Data section start
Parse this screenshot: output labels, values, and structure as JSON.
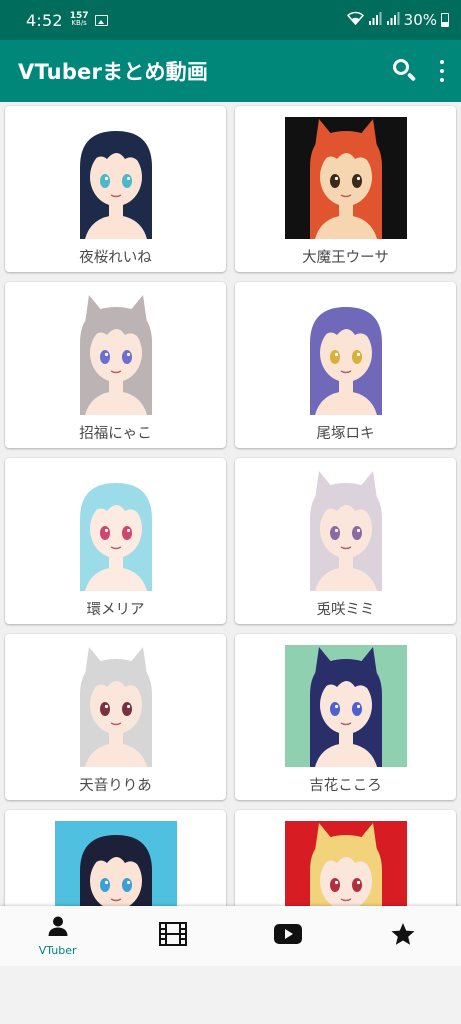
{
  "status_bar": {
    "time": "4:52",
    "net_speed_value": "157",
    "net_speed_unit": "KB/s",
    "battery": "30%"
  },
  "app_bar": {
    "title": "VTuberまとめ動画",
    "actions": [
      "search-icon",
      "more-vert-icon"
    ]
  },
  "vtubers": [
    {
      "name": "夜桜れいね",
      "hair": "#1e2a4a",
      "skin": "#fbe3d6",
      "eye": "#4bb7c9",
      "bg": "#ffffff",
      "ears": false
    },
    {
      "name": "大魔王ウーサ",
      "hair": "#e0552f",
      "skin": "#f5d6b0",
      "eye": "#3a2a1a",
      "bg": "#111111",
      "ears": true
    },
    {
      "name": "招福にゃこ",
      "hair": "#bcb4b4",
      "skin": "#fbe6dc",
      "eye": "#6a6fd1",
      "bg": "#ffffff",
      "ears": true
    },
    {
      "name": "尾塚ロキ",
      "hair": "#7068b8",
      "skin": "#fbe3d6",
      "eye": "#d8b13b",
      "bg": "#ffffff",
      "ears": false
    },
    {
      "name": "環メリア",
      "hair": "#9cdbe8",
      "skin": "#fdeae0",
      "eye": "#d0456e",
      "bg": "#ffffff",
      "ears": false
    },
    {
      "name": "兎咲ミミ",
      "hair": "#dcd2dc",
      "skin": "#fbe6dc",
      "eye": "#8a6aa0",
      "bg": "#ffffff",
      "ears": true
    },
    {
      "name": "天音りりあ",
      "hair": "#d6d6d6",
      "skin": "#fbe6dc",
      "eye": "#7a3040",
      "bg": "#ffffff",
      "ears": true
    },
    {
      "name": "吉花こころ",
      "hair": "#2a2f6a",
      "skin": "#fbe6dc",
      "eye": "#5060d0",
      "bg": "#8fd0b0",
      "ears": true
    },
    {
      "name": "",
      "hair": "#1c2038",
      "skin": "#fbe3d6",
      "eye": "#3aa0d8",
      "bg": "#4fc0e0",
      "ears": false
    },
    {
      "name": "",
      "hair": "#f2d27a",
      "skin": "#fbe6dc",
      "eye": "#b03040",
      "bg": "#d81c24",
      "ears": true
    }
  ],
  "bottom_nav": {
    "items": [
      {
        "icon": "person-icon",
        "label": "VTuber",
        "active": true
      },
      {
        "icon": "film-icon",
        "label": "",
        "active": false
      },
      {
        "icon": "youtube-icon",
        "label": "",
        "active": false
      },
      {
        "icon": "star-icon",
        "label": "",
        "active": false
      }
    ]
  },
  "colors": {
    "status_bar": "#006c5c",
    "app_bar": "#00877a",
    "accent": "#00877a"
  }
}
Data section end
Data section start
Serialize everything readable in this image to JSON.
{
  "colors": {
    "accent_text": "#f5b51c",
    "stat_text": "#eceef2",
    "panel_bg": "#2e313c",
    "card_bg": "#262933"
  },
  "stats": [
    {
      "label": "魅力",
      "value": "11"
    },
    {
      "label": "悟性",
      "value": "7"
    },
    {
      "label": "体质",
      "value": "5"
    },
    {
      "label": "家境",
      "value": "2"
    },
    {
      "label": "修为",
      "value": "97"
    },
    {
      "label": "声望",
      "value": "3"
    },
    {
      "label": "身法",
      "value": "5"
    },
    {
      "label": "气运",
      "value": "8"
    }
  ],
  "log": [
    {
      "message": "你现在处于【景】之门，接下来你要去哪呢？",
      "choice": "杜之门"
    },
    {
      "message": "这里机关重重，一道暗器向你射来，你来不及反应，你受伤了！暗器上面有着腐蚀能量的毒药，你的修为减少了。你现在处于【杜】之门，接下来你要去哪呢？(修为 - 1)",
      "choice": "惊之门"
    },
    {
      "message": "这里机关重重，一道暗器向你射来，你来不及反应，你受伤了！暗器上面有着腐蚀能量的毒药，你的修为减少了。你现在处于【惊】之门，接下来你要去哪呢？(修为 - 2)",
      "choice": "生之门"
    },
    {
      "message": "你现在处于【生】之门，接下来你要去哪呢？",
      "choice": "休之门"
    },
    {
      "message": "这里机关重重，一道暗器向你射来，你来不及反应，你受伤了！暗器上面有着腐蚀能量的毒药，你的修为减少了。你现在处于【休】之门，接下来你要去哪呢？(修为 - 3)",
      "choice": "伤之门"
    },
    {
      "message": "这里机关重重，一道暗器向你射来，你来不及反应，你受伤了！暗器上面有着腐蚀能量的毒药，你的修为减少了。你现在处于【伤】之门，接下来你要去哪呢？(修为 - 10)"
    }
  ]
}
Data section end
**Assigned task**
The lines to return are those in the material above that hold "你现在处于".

**Reply to the exercise**
      "message": "你现在处于【景】之门，接下来你要去哪呢？",
      "message": "这里机关重重，一道暗器向你射来，你来不及反应，你受伤了！暗器上面有着腐蚀能量的毒药，你的修为减少了。你现在处于【杜】之门，接下来你要去哪呢？(修为 - 1)",
      "message": "这里机关重重，一道暗器向你射来，你来不及反应，你受伤了！暗器上面有着腐蚀能量的毒药，你的修为减少了。你现在处于【惊】之门，接下来你要去哪呢？(修为 - 2)",
      "message": "你现在处于【生】之门，接下来你要去哪呢？",
      "message": "这里机关重重，一道暗器向你射来，你来不及反应，你受伤了！暗器上面有着腐蚀能量的毒药，你的修为减少了。你现在处于【休】之门，接下来你要去哪呢？(修为 - 3)",
      "message": "这里机关重重，一道暗器向你射来，你来不及反应，你受伤了！暗器上面有着腐蚀能量的毒药，你的修为减少了。你现在处于【伤】之门，接下来你要去哪呢？(修为 - 10)"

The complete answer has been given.